**Data for review**
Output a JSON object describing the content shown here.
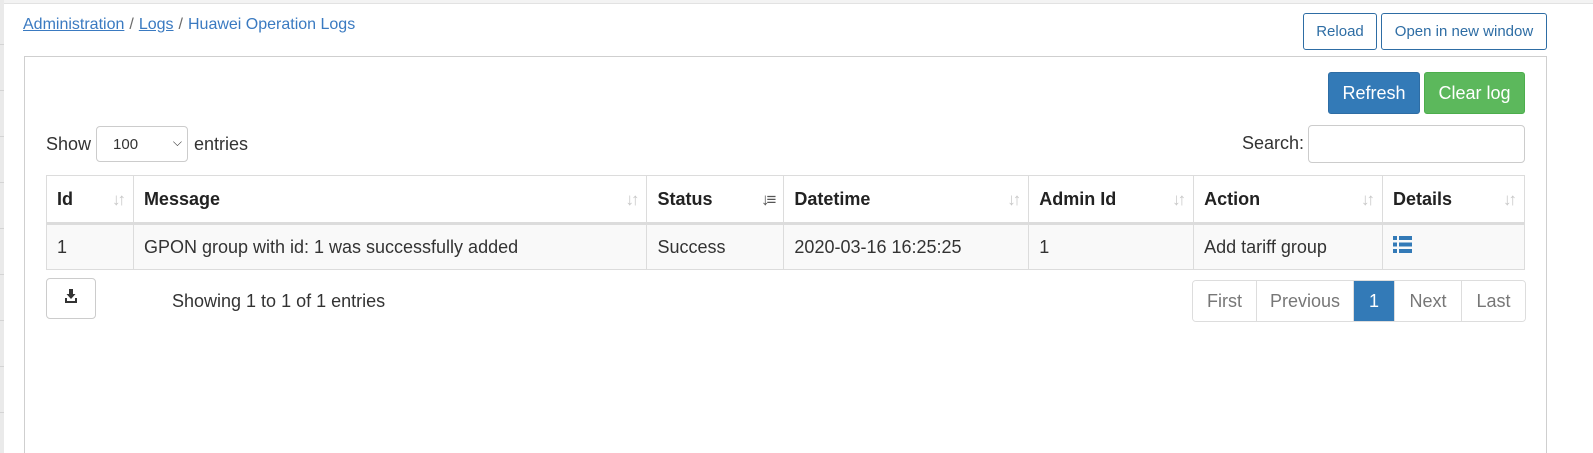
{
  "breadcrumb": {
    "items": [
      "Administration",
      "Logs"
    ],
    "separator": "/",
    "current": "Huawei Operation Logs"
  },
  "top_actions": {
    "reload": "Reload",
    "open_new_window": "Open in new window"
  },
  "toolbar": {
    "refresh": "Refresh",
    "clear_log": "Clear log"
  },
  "length_menu": {
    "show": "Show",
    "selected": "100",
    "entries": "entries"
  },
  "search": {
    "label": "Search:",
    "value": ""
  },
  "table": {
    "columns": [
      "Id",
      "Message",
      "Status",
      "Datetime",
      "Admin Id",
      "Action",
      "Details"
    ],
    "sorted_column": "Status",
    "rows": [
      {
        "id": "1",
        "message": "GPON group with id: 1 was successfully added",
        "status": "Success",
        "datetime": "2020-03-16 16:25:25",
        "admin_id": "1",
        "action": "Add tariff group",
        "details_icon": "list-icon"
      }
    ]
  },
  "info": "Showing 1 to 1 of 1 entries",
  "pagination": {
    "first": "First",
    "previous": "Previous",
    "current": "1",
    "next": "Next",
    "last": "Last"
  },
  "colors": {
    "primary": "#337ab7",
    "success": "#5cb85c",
    "link": "#3a7ac1"
  }
}
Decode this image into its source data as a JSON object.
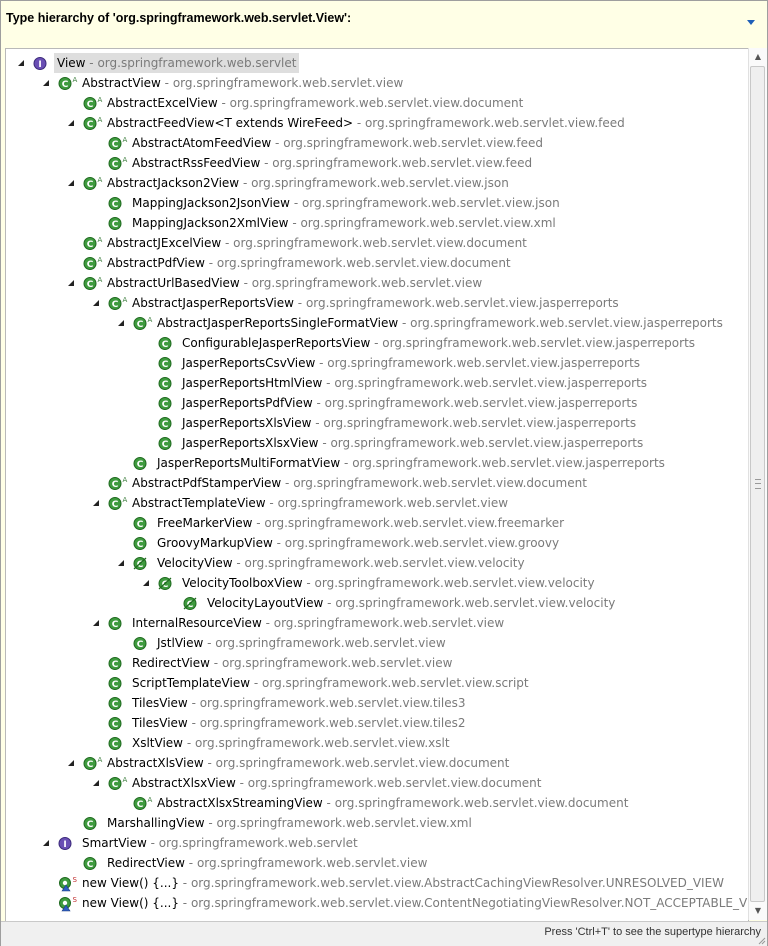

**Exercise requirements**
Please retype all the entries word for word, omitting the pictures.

**Result for this exercise**
Output a JSON object describing the content shown here.
{
  "breadcrumb": {
    "items": [
      "Administration",
      "Logs"
    ],
    "separator": "/",
    "current": "Huawei Operation Logs"
  },
  "top_actions": {
    "reload": "Reload",
    "open_new_window": "Open in new window"
  },
  "toolbar": {
    "refresh": "Refresh",
    "clear_log": "Clear log"
  },
  "length_menu": {
    "show": "Show",
    "selected": "100",
    "entries": "entries"
  },
  "search": {
    "label": "Search:",
    "value": ""
  },
  "table": {
    "columns": [
      "Id",
      "Message",
      "Status",
      "Datetime",
      "Admin Id",
      "Action",
      "Details"
    ],
    "sorted_column": "Status",
    "rows": [
      {
        "id": "1",
        "message": "GPON group with id: 1 was successfully added",
        "status": "Success",
        "datetime": "2020-03-16 16:25:25",
        "admin_id": "1",
        "action": "Add tariff group",
        "details_icon": "list-icon"
      }
    ]
  },
  "info": "Showing 1 to 1 of 1 entries",
  "pagination": {
    "first": "First",
    "previous": "Previous",
    "current": "1",
    "next": "Next",
    "last": "Last"
  },
  "colors": {
    "primary": "#337ab7",
    "success": "#5cb85c",
    "link": "#3a7ac1"
  }
}
Decode this image into its source data as a JSON object.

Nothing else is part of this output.